The simple reason for relaxation is that it renews us. purifies us, and leaves us with a profound feeling of serenity.

It is not a ritual.
It is not a religious obligation.
It is a wonderful state away from problems.
In it, we are poised in our natural state.

In our hectic modern world many people are taking ‘time out’ to practice Qigong (Qi pronounce chee Gong pronounce gung, as in lung)
or other Chinese arts such as Tai Chi. The history of qigong goes back approximately 2,500 years, however Chinese archaeologists and historians have found references to qigong-like techniques at least five thousand years old.

Everyone can practice Qigong, regardless of age, sex or ability.

Qigong offers us a holistic approach to body, mind and spirit, which can provide us with the ‘tools’ to cope with the challenges of daily life and is a powerful system of healing and energy exercise specifically designed to benefit health on many different levels. It is the art and science of using breathing techniques, gentle movement, and meditation to cleanse, strengthen, and circulate the life energy (qi). The  practice leads to better health and vitality and a tranquil state of mind.

Qigong is easy to learn and enjoyable to do. Even a few minutes of practise can have an invigorating and rejuvenating effect. Regular practise brings about a deep strengthening effect for the whole body and mind. Its ability to help in healing a large variety of chronic and acute injuries and illnesses has been the subject of various research programmes led by the Chinese medical authorities.

Healing Qigong (sometimes translated “Medical Qigong”) is the preventive and self-healing aspect of Chinese medicine. The aim of Qigong is to promote the movement of Qi (energy) in the body; this is done by opening certain gates and stretching and twisting energy channels and the practice helps invigorate the energy to flow along the meridians within our bodies. By clearing these acupuncture channels of blockages and blood stagnation will in turn help rejuvenate the body and mind. We are all exposed to stress. Qigong teaches us how to control our reactions to stress so that life events do not cause such symptoms as high blood pressure, frustration, or anxiety.

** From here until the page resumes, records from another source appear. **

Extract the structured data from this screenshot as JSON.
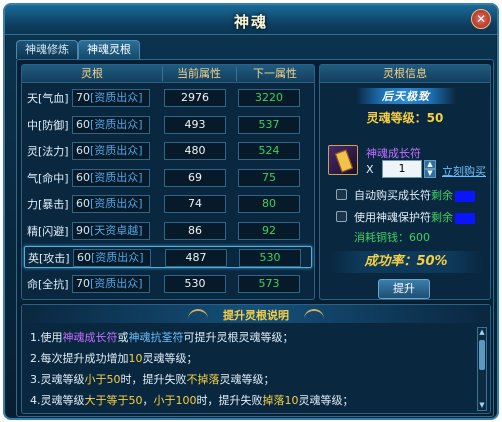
{
  "window": {
    "title": "神魂",
    "close": "✕"
  },
  "tabs": [
    {
      "label": "神魂修炼"
    },
    {
      "label": "神魂灵根"
    }
  ],
  "table": {
    "headers": [
      "灵根",
      "当前属性",
      "下一属性"
    ],
    "rows": [
      {
        "name": "天[气血]",
        "apt_level": "70",
        "apt_text": "[资质出众]",
        "current": "2976",
        "next": "3220"
      },
      {
        "name": "中[防御]",
        "apt_level": "60",
        "apt_text": "[资质出众]",
        "current": "493",
        "next": "537"
      },
      {
        "name": "灵[法力]",
        "apt_level": "60",
        "apt_text": "[资质出众]",
        "current": "480",
        "next": "524"
      },
      {
        "name": "气[命中]",
        "apt_level": "60",
        "apt_text": "[资质出众]",
        "current": "69",
        "next": "75"
      },
      {
        "name": "力[暴击]",
        "apt_level": "60",
        "apt_text": "[资质出众]",
        "current": "74",
        "next": "80"
      },
      {
        "name": "精[闪避]",
        "apt_level": "90",
        "apt_text": "[天资卓越]",
        "current": "86",
        "next": "92"
      },
      {
        "name": "英[攻击]",
        "apt_level": "60",
        "apt_text": "[资质出众]",
        "current": "487",
        "next": "530"
      },
      {
        "name": "命[全抗]",
        "apt_level": "70",
        "apt_text": "[资质出众]",
        "current": "530",
        "next": "573"
      }
    ],
    "selected_row": 6
  },
  "info": {
    "header": "灵根信息",
    "badge": "后天极致",
    "level_text": "灵魂等级：50",
    "item_name": "神魂成长符",
    "qty_prefix": "X",
    "qty": "1",
    "buy_link": "立刻购买",
    "auto_buy_label": "自动购买成长符",
    "auto_buy_left": "剩余",
    "protect_label": "使用神魂保护符",
    "protect_left": "剩余",
    "cost_text": "消耗铜钱：600",
    "rate_text": "成功率：50%",
    "upgrade_button": "提升"
  },
  "help": {
    "title": "提升灵根说明",
    "line1": {
      "a": "1.使用",
      "b": "神魂成长符",
      "c": "或",
      "d": "神魂抗荃符",
      "e": "可提升灵根灵魂等级；"
    },
    "line2": {
      "a": "2.每次提升成功增加",
      "b": "10",
      "c": "灵魂等级；"
    },
    "line3": {
      "a": "3.灵魂等级",
      "b": "小于50",
      "c": "时，提升失败",
      "d": "不掉落",
      "e": "灵魂等级；"
    },
    "line4": {
      "a": "4.灵魂等级",
      "b": "大于等于50",
      "c": "，",
      "d": "小于100",
      "e": "时，提升失败",
      "f": "掉落10",
      "g": "灵魂等级；"
    }
  },
  "colors": {
    "accent_gold": "#f6d042",
    "green": "#3ed060",
    "purple": "#c070ff",
    "blue_link": "#6bc0ff"
  }
}
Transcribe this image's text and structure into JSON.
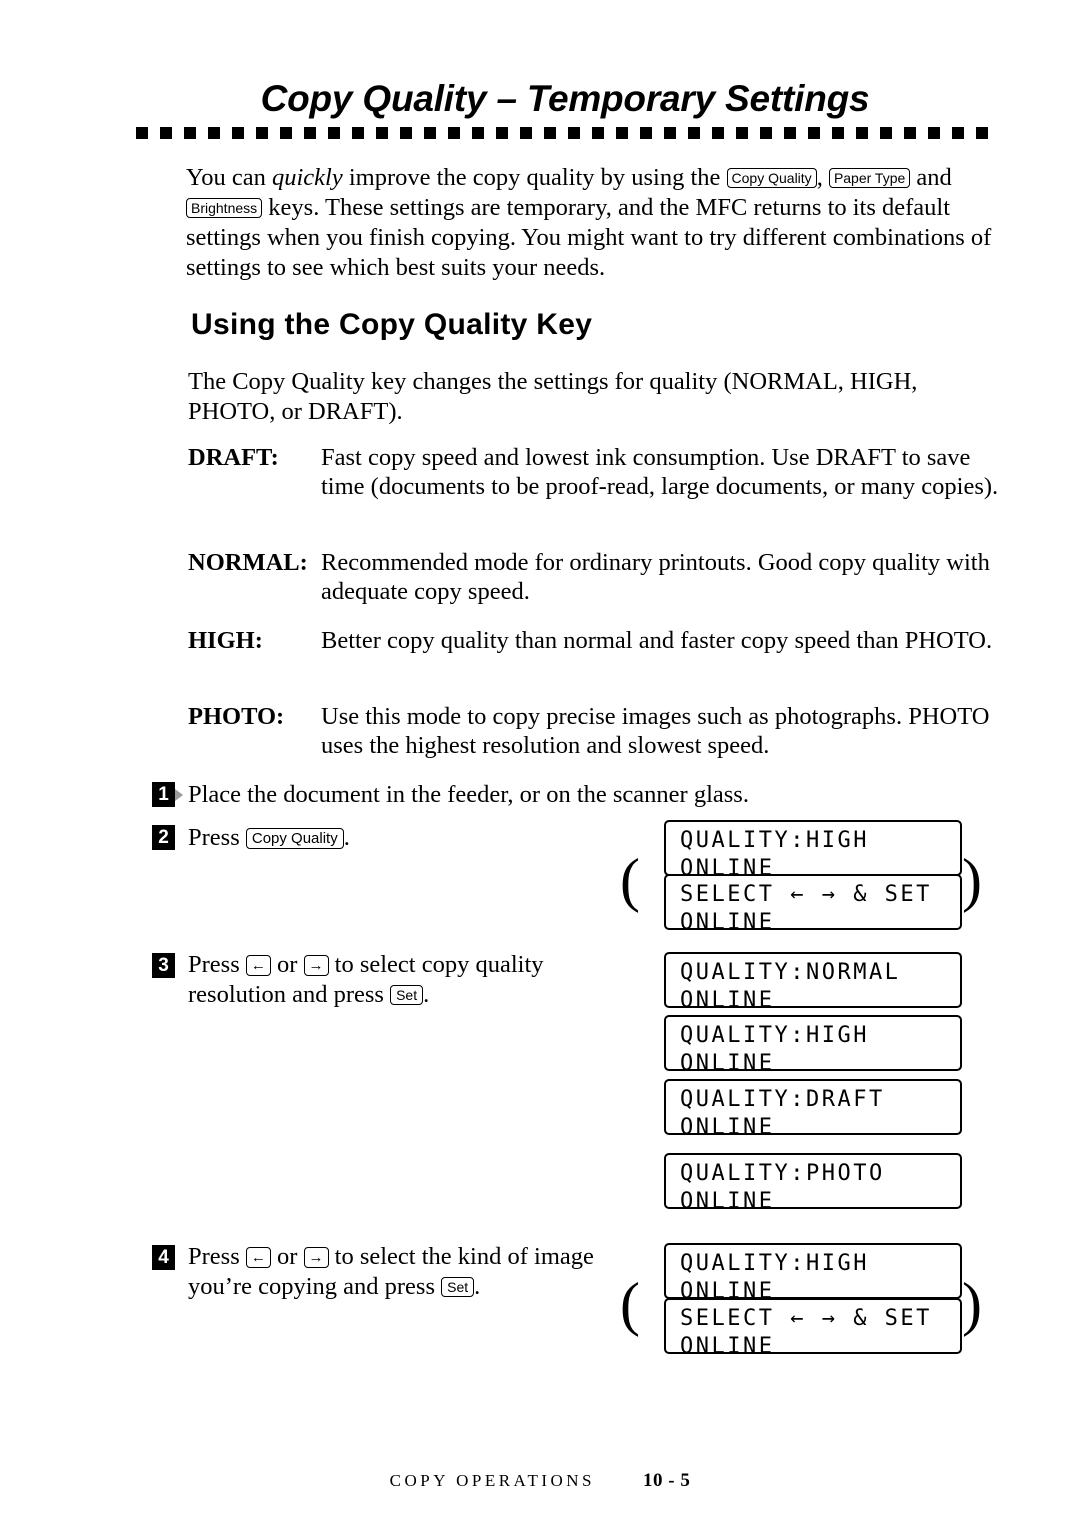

The ‘art’ once a closely guarded secret in China, is now widely reconised around the world for its health benefits. It is acknowledged by leading master in the East to:

strengthen the immune system

reduce stress and fatigue

improve coordination and balance

improve blood and energy circulation

improve concentration

increase vitality

increase mental calmness and control

increase flexibility

Feedback from past and current students shows that, with a little bit of regular practise, Qigong can have a powerful effect on mind, body and spirit. Reported benefits have included increased general health and well being, reduced levels of stress, better sleep and a brighter and more balanced outlook on life’s possibilities.

Qigong is fun to practice and is suitable for all ages and abilities.

For further information on one of our course please contact 0777 150 7811

Follow

Get every new post delivered to your Inbox.